Nevada State Bank names new vice president, branch manager in Pahrump

Michael Hines, new branch manager and vice president at Nevada State Bank’s local branch, is settling into his position and Pahrump.

An industry veteran with more than 11 years under his belt, Hines has spent much of his career at some of the nation’s larger banking institutions, working in management and other roles.

“I worked for three of the big guys, but I already feel like I’ve found a home with Nevada State Bank in Pahrump,” Hines said.

Landing in town about a month ago from Las Vegas, Hines has enjoyed his time in Pahrump and at the branch at 1301 S. Highway 160, thus far, and said everyone has been friendly and easy to talk to.

“We’ve been out doing visits, going out to see some of our current clients, going to see prospects, and everyone’s talkative and kind,” Hines said. “It’s a different world, and that’s why my wife and I relocated here.”

Hines started his career in banking in 2004 as a teller while working on a degree in accounting. Moving up the ranks quickly, he didn’t finish his education, though found success in the banking industry at larger institutions.

Nevada State Bank has some operational differences when compared to larger institutions, including smaller staff. Nevada State has over 50 branches in Nevada, with about 30 in Southern Nevada.

“The trend with the bigger banks right now is there’s a lot of automation, less people,” Hines said.

Hines said he has a staff of about 12 in his Pahrump branch.

Comparably, he worked with a staff of about nine at the last larger institution he was with, which had about double the number of transactions Nevada State does in Pahrump, he said.

According to projections from the U.S. Bureau of Labor Statistics, the number of employees needed in the banking industry could fall by 8 percent by 2026. BLS’ report pointed to a rise in online and mobile banking, along with an increased use of other technology, as the reason behind the projected decline.

Hines sees automation as a benefit but thinks people need to be there to support it.

“Automation is a great tool. It’s something we’re going to offer and continue to develop—things like online banking, bill pay and remote deposit for our business clients,” he said. “But at the end of the day, if we don’t have people to support that automation, if we don’t have people to teach it, train it, live it and help clients with that, it’s not as useful.”

Nevada State also has benefits for consumers, operating as a community bank, as it has more latitude to work with clients on things such as getting a loan.

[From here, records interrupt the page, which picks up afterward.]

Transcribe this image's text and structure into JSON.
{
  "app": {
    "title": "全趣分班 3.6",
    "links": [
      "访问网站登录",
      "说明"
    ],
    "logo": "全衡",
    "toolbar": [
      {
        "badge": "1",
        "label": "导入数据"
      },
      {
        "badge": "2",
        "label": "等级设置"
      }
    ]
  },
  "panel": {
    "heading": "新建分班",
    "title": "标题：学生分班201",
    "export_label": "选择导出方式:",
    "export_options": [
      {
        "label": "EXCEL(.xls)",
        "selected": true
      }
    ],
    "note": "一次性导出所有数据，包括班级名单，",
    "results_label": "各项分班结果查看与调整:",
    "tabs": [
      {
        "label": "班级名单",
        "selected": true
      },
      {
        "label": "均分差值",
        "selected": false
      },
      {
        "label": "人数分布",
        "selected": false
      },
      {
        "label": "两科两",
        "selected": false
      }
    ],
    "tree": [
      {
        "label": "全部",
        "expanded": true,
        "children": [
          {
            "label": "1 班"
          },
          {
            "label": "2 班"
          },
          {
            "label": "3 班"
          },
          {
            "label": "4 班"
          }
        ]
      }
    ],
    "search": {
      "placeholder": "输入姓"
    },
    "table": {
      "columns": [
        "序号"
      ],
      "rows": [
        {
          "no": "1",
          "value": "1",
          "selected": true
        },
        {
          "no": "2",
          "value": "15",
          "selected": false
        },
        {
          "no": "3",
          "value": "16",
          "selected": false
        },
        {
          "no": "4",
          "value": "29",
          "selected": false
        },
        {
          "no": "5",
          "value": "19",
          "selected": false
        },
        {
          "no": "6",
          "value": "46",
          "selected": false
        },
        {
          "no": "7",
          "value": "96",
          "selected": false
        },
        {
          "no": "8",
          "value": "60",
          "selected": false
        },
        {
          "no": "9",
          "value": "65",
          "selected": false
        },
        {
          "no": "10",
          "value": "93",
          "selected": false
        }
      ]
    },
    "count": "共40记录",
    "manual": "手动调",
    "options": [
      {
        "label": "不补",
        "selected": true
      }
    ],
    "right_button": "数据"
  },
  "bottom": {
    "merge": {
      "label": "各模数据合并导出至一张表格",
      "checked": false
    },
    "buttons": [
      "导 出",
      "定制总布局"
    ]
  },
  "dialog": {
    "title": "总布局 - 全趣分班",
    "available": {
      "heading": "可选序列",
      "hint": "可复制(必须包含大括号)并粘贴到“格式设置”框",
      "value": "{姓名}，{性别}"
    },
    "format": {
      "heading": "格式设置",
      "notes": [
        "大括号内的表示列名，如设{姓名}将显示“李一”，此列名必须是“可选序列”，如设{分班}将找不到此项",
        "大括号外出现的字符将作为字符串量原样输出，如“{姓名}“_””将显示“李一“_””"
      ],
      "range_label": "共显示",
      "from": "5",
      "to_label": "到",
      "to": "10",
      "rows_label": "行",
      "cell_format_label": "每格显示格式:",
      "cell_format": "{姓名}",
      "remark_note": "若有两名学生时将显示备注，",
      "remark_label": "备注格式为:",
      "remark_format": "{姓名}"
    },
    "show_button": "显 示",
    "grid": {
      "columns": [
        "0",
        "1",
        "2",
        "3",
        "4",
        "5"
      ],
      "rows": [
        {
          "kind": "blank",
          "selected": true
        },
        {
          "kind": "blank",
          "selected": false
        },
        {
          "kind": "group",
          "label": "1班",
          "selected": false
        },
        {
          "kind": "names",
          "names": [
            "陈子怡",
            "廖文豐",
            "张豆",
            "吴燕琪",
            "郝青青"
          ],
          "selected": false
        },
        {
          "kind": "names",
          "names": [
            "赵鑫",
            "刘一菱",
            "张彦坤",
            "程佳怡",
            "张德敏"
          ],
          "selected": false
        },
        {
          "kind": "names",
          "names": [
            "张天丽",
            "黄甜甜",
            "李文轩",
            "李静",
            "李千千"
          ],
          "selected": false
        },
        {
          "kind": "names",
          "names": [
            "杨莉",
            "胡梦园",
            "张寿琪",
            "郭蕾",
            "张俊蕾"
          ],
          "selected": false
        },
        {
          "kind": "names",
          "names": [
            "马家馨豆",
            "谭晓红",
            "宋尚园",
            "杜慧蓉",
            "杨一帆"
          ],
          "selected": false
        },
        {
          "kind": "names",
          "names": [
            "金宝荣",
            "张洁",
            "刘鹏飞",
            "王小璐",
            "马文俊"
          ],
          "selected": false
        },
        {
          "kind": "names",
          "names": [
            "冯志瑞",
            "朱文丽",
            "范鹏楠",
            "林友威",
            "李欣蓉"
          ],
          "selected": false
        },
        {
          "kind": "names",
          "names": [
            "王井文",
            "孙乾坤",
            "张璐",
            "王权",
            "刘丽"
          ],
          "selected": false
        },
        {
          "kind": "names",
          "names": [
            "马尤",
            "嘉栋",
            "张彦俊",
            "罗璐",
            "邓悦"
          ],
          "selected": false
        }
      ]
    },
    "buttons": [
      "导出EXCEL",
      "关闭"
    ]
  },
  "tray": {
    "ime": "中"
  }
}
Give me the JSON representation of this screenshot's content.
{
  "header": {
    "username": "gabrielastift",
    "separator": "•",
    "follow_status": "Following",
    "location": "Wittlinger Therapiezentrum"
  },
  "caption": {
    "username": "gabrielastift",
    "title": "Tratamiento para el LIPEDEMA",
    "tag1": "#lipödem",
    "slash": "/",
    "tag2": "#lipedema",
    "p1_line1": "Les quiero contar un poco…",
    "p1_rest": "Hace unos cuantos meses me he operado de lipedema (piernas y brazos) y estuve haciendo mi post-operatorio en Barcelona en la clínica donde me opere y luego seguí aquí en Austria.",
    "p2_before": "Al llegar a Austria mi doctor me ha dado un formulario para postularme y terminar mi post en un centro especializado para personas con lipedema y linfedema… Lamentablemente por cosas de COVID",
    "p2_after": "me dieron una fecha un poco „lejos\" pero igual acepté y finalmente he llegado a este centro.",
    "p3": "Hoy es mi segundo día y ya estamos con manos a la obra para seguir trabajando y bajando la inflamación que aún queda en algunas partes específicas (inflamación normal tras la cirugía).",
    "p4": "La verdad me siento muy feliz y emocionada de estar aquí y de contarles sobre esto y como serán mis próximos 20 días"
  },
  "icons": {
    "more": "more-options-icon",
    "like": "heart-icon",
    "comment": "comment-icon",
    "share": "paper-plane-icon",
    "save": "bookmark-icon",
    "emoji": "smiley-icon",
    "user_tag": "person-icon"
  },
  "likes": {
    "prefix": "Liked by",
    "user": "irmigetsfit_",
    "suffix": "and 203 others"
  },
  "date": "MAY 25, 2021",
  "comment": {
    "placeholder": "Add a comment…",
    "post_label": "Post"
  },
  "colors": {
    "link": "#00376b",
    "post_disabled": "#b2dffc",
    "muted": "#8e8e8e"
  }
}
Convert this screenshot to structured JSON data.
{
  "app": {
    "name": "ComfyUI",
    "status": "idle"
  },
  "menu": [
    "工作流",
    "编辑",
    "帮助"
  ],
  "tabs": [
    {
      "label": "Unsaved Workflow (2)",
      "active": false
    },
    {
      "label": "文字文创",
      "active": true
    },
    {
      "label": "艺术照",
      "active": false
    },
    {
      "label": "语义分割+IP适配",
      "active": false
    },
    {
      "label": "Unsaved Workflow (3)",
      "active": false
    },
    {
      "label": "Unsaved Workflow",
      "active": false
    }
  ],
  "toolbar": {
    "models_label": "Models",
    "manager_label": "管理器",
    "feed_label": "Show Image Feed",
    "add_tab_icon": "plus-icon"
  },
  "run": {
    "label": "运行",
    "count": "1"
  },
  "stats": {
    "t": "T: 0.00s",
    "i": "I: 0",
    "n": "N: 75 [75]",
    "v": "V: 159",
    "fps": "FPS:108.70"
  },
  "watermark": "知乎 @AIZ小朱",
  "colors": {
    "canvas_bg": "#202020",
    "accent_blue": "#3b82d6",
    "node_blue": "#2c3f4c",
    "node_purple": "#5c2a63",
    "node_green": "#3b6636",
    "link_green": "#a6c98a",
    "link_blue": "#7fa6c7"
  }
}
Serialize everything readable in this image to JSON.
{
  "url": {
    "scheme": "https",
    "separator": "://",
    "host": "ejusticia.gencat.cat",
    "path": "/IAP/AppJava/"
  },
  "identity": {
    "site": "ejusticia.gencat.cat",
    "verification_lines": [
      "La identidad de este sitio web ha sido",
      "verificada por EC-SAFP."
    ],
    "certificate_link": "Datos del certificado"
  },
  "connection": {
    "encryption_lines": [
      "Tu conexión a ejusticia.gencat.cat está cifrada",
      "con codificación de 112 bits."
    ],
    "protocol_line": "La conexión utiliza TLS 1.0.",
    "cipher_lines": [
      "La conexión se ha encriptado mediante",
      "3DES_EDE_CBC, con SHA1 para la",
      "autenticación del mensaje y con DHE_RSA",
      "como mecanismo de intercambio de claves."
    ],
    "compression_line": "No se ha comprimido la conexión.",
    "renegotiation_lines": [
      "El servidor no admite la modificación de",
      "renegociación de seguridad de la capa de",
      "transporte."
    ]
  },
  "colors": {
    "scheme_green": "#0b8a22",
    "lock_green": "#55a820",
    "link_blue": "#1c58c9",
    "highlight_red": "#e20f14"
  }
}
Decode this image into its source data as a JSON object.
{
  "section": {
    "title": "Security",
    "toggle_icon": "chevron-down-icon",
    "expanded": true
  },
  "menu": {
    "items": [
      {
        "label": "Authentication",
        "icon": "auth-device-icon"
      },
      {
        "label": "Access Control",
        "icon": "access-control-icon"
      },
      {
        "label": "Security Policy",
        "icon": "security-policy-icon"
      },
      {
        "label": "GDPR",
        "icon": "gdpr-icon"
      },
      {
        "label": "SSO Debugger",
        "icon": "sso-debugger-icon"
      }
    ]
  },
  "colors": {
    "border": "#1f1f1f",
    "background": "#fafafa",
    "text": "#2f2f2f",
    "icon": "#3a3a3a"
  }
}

“We’re more empowered and able to contact and connect through the company to get things looked at a second time, to kind of discuss what the guidelines are—not as strict that this is a policy and procedure and it’s black and white,” Hines said.

Community development

Hines said Nevada State Bank currently runs financial literacy training in Las Vegas schools, which he is actively looking at bringing to the Pahrump area.

Financial education is also something Hines sees as important to spread to the greater Pahrump community.

“I’m dedicated to continually learning for myself and my team, I share that with them, so that we can be a valuable resource for anyone that wants to stop by with questions about money or credit management,” Hines said.

Hines is also looking to be active in the community and is in the process of joining the Rotary Club of Pahrump Valley and the Pahrump Valley Chamber of Commerce.

“I just want to encourage our clients and members of the community to let us know about upcoming events where we could be a difference maker for Pahrump,” he said.

Contact reporter Jeffrey Meehan at On Twitter: @pvtimes